The Los Angeles institution acquired 17 of the 40 Masterpieces in Miniature consigned for sale on April 29 by the heirs of Roman art dealer Giorgio Sangiorgi (1886-1965).
Highlights from the acquisition, in Switzerland since the 1950s, include two of the greatest-known ancient gems. A Roman intaglio portrait of Antinous, superbly engraved in black chalcedony c.130-138AD, sold at a record $1.75m (£1.35m) while a Roman amethyst ringstone with a portrait of Demosthenes, signed by the late 1st century BC court gem engraver Dioskourides, took $1.3m (£1m).
“The acquisition of these gems brings into the Getty’s collection some of the greatest and most famous of all Classical gems,” said Timothy Potts, director of the J Paul Getty Museum. “But the group also includes many lesser-known works of exceptional skill and beauty that together raise the status of our collection to a new level.”

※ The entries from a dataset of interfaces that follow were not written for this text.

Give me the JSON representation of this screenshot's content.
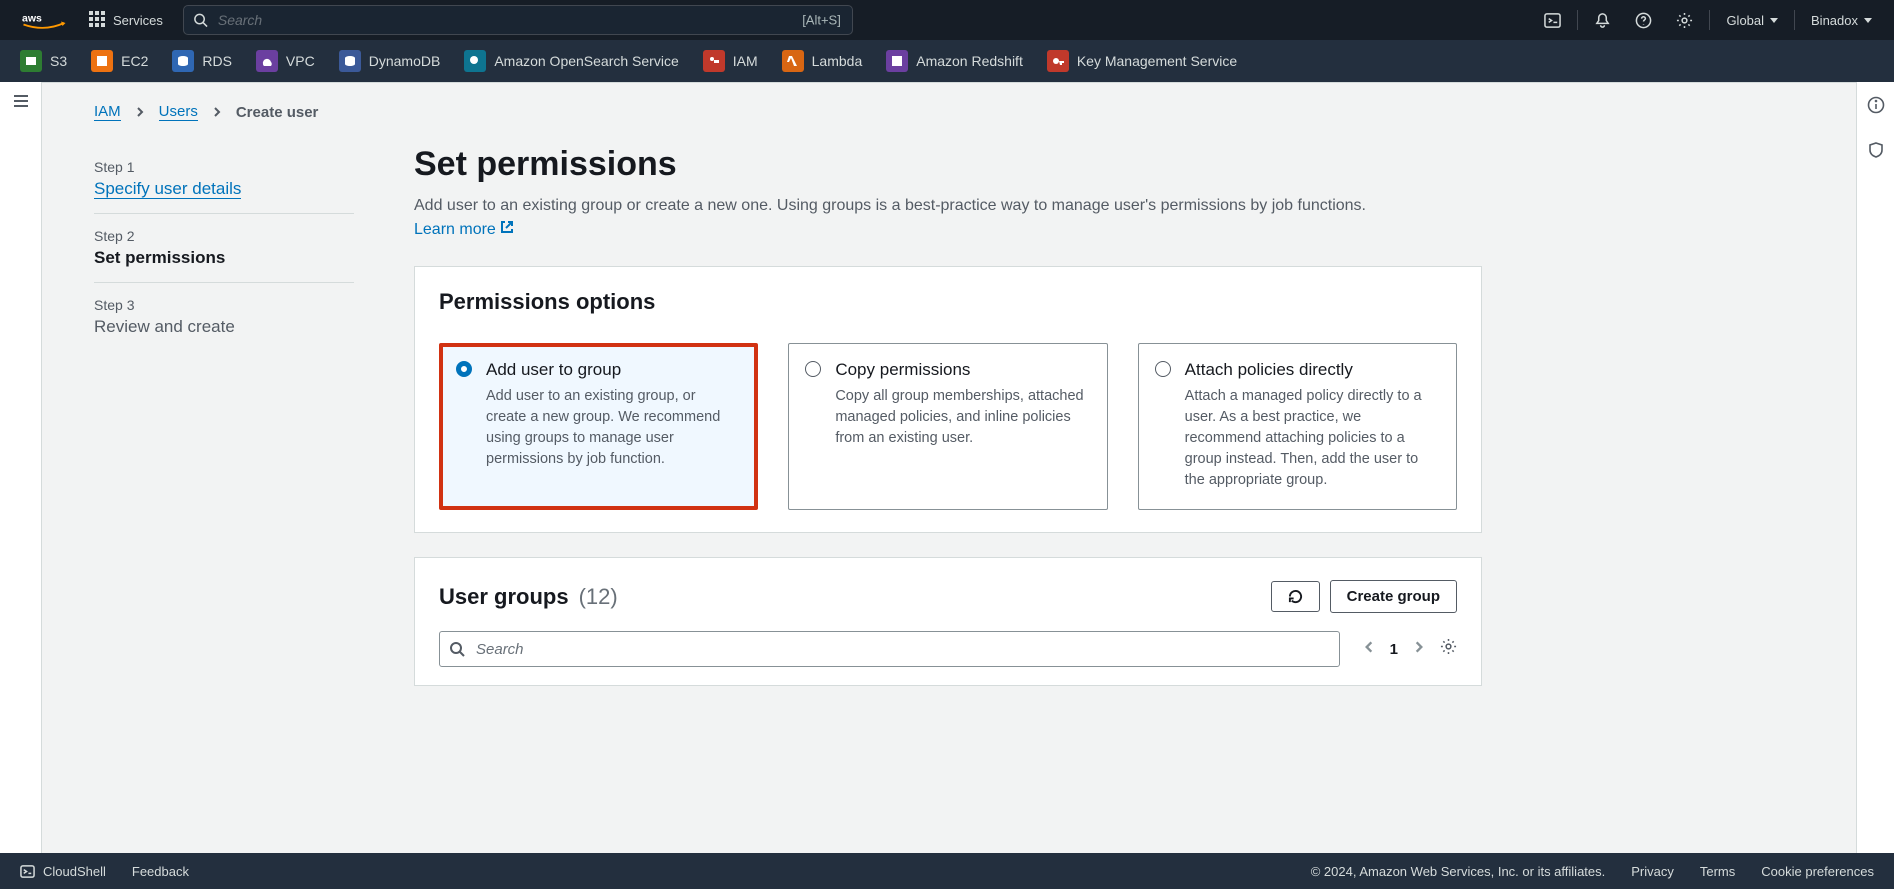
{
  "topnav": {
    "services_label": "Services",
    "search_placeholder": "Search",
    "search_kbd": "[Alt+S]",
    "region": "Global",
    "account": "Binadox"
  },
  "favbar": [
    {
      "label": "S3",
      "color": "green"
    },
    {
      "label": "EC2",
      "color": "orange"
    },
    {
      "label": "RDS",
      "color": "blue"
    },
    {
      "label": "VPC",
      "color": "purple"
    },
    {
      "label": "DynamoDB",
      "color": "navy"
    },
    {
      "label": "Amazon OpenSearch Service",
      "color": "teal"
    },
    {
      "label": "IAM",
      "color": "red"
    },
    {
      "label": "Lambda",
      "color": "lambda"
    },
    {
      "label": "Amazon Redshift",
      "color": "redshift"
    },
    {
      "label": "Key Management Service",
      "color": "red"
    }
  ],
  "breadcrumb": {
    "root": "IAM",
    "mid": "Users",
    "current": "Create user"
  },
  "steps": [
    {
      "lbl": "Step 1",
      "title": "Specify user details",
      "link": true
    },
    {
      "lbl": "Step 2",
      "title": "Set permissions",
      "active": true
    },
    {
      "lbl": "Step 3",
      "title": "Review and create"
    }
  ],
  "page": {
    "title": "Set permissions",
    "subtitle_a": "Add user to an existing group or create a new one. Using groups is a best-practice way to manage user's permissions by job functions. ",
    "learn_more": "Learn more"
  },
  "perm_options_title": "Permissions options",
  "options": [
    {
      "title": "Add user to group",
      "desc": "Add user to an existing group, or create a new group. We recommend using groups to manage user permissions by job function.",
      "selected": true
    },
    {
      "title": "Copy permissions",
      "desc": "Copy all group memberships, attached managed policies, and inline policies from an existing user."
    },
    {
      "title": "Attach policies directly",
      "desc": "Attach a managed policy directly to a user. As a best practice, we recommend attaching policies to a group instead. Then, add the user to the appropriate group."
    }
  ],
  "user_groups": {
    "title": "User groups",
    "count": "(12)",
    "create_btn": "Create group",
    "search_placeholder": "Search",
    "page_num": "1"
  },
  "footer": {
    "cloudshell": "CloudShell",
    "feedback": "Feedback",
    "copyright": "© 2024, Amazon Web Services, Inc. or its affiliates.",
    "privacy": "Privacy",
    "terms": "Terms",
    "cookies": "Cookie preferences"
  }
}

All 17 gems, costing a total of $7.65m with premium, will be featured as part of a special exhibition opening at the Getty Center in December highlighting recent acquisitions. Following that, they will go on view at the Getty Villa.
For more on this sale, see the feature in this week's issue.